The seeds also contain saponins, a bitter-tasting plant-derived organic chemical that has a foamy quality when agitated in water. They’re used in soaps, medicinals, fire extinguishers, and in carbonated beverages, among other things.
Not much is known about how the saponins might affect your dog, but if eaten, especially in large quantities, they can cause issues.
Don’t let your dog eat a lychee seed, and be sure to keep them out of reach.
Can dogs eat lychee skin?
Lychee skin has a beautiful color and aroma, but a rough and bumpy texture. When humans eat lychee, they remove this exterior, and you’ll want to do the same for your dog.
There’s a number of reasons you shouldn’t give your dog lychee skin, also known as lychee peel. These reasons include:
- The skin is tough and can be hard for your dog to digest.
- The skin can pose a choking hazard, especially for small dogs and puppies, since it’s hard to chew.
- If ingested, the hard skin can cause an intestinal blockage.
- Unwashed skin may contain traces of pesticides, which are of course harmful for dogs.
Since the peel is thick, leathery, and sometimes thorny, some dogs probably won’t want to eat it. The taste and texture aren’t exactly appearling. Either way, keep the lychee skin away from your dog and compost it instead.
Can dogs eat canned lychee?
No, dogs should not eat canned lychee.
Canned lychees typically come peeled, seeded, and drenched in syrup. While they’re a delicious snack, they’re not particularly healthy for either dogs or humans. Canned lychees are full of preservatives, which are used to increase the fruit’s shelf life. There’s also a significant amount of added glucose and sucrose, especially in that syrup the lychee is swimming in.
All of the additives outweigh the nutritional benefits, making canned lychees a bad option for dogs. The excess sugar is a big no-no.
Save the canned lychee for yourself and stick to fresh lychee for your dog.
Can dogs eat lychee jelly?
Lychee jelly is a gelatinous dessert made with sugar, agar, and lychee or lychee flavoring. It’s high in sugar, and, if it’s not homemade, might contain other bad additives, like xylitol, which is toxic to dogs.
Lychee jelly is low in nutrients and high in calories. There’s no nutritional benefits for your dog, and eating too much might cause an upset stomach.
Your dog should skip the lychee jelly and stick to fresh lychee.
Can dogs eat lychee nuts?
A lychee nut is what you get when the white flesh of the fruit is allowed to ripen and dry. It’s served like a dried fruit snack or nut eaten out of hand.
Yes, dogs can eat lychee nuts, as long as it’s in moderation.
Can dogs eat the whole lychee?
No, dogs should not eat a whole lychee.
Dogs should only be given the white flesh of a lychee fruit. The rough exterior and the seed should be removed and discarded.
Can dogs eat lychee ice cream?

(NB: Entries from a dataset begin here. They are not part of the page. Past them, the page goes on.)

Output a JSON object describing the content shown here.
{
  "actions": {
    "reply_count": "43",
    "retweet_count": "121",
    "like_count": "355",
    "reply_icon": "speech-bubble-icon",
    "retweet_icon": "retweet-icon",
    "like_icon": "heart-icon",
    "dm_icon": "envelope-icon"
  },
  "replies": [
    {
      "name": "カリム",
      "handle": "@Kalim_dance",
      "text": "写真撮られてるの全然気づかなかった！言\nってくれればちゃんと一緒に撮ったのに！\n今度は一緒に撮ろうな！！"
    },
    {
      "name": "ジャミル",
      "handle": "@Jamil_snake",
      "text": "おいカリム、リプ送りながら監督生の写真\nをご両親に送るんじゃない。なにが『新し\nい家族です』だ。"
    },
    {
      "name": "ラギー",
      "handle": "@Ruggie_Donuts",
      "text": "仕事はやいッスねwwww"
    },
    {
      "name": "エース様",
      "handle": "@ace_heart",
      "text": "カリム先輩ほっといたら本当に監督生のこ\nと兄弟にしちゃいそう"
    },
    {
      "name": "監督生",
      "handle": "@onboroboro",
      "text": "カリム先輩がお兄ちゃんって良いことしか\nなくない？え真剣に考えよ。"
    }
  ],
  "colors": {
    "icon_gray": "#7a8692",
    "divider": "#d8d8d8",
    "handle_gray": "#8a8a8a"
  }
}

It depends. Is it store bought lychee ice cream, jam packed with sugar and chemical additives? Then no.
But if it’s homemade ice cream, using all natural ingredients, with no added sugar or other harmful ingredients, then go for it! At least a little won’t hurt.
Can dogs eat lychee juice?
Lychee juice, or litchi juice, is often made using just a few basic ingredients: lychee, sugar, ice and sometimes lemon juice.
Since there’s a good amount of added sugar, lychee juice is not suitable for dogs. Stick to fresh lychee!
Can dogs eat unripe lychee?
No, dogs should not eat unripe lychee.
Unripe lychee is not safe for either dogs or humans. This was discovered when for over two decades, children in a region of India suffered sudden seizures, lost consciousness, and died after eating lychee on an empty stomach.
A study suggested they were poisoned by the fruit. Urine samples found that two-thirds of the ill children showed evidence of exposure to toxins in lychee seeds, found in higher levels in unripe fruits.
Experts found that lychee seeds contain a toxin that deposits in the liver, which inhibits the body’s ability to produce glucose, causing low blood sugar that is dangerous and can even be fatal.
To be safe, only give your dog ripe lychee in moderation, and make sure your dog doesn’t eat lychee on an empty stomach. And of course, never allow them to eat the seeds.
You can tell if a lychee is unripe by reference to its color – unripe lychee is green in contrast to the reddish-brown of a ripe lychee fruit. If you aren’t sure whether or not a lychee is ripe, it’s best to avoid it altogether.
Can dogs eat unripe lychee and recover?
It depends. Your dog’s well-being will depend on how much lychee they consumed, as well as their baseline health, their size, age, and whether they consumed the seed or peel.
The best course of action to ensure that your dog emerges unscathed is to act fast and contact your vet, who is the best person to advise on the situation.
Remember, it’s best to keep lychee out of paw’s reach to minimize risk. When you discard lychee peel and seeds, be sure they’re inaccessible.
My dog ate unripe lychee: what should I do?
If your dog has eaten unripe lychee, or a lychee seed, act quickly. Contact your veterinarian immediately. Your vet may request that you bring in your dog to induce vomiting and prevent any fatal issues, especially if your dog is small or a puppy.
What symptoms should I look out for if my dog eats unripe lychee?
If your dog eats unripe lychee, or lychee seeds, call your vet.
Symptoms to watch out for include:
- Stomach cramps
- Muscle spasms
- Dark urine
How to feed a dog lychee:
If you’ve never introduced lychee’s sweet, aromatic flesh to your dog, they’re in for a real treat, literally! Just be sure to give your dog a very small amount to start, and to feed it to them slowly.
Keep an eye on your dog and watch for any sort of adverse reaction.
When in doubt, ask your veterinarian before adding anything, including lychee, to your dog’s diet. Most dogs won’t have a negative reaction to lychee, if they’re fed the fruit correctly, but it’s better to be safe than sorry.
When preparing the lychee, do the following steps:
- Wash: Rinse the outside of the lychee fruit to remove any dirt and debris.
- Peel: Remove the lychee skin. Be sure to compost it and keep it out of paw’s reach.
- Cut and remove the seed: Cut the lychee in half and remove the seed. Again, be sure to discard it in a place that your dog can’t access. The seed and peel can be harmful to your dog, so they should be totally out of reach.
- Remove the flesh: The white flesh of a lychee is roughly the size of a ping-pong ball. Cut the white flesh into small pieces so they don’t become a choking hazard for your dog.
Serve the refreshing and sweet fruit to your dog, and watch them enjoy!
If you’re looking for additional ways to add lychee to your dog’s diet, try one of these ideas. Your dog will thank you for it.
- Juice it: Lychee juice is a refreshing, tasty snack. Liquify your lychee, add water, and let your dog have a lick or two. You can also freeze the juice to make popsicles, or add it to smoothies.
- Food Topper: Liven up any meal with lychee as a food topper. It’s a simple way to serve your dog lychee – sprinkle bite sized pieces in their food dish.
- Puréed: Puréeing lychee will make it easy for senior dogs, and those with few teeth, to eat. It’ll also make mixing the sweet treat with other foods – like yogurt or dog kibble – easy. Try it in a Kong!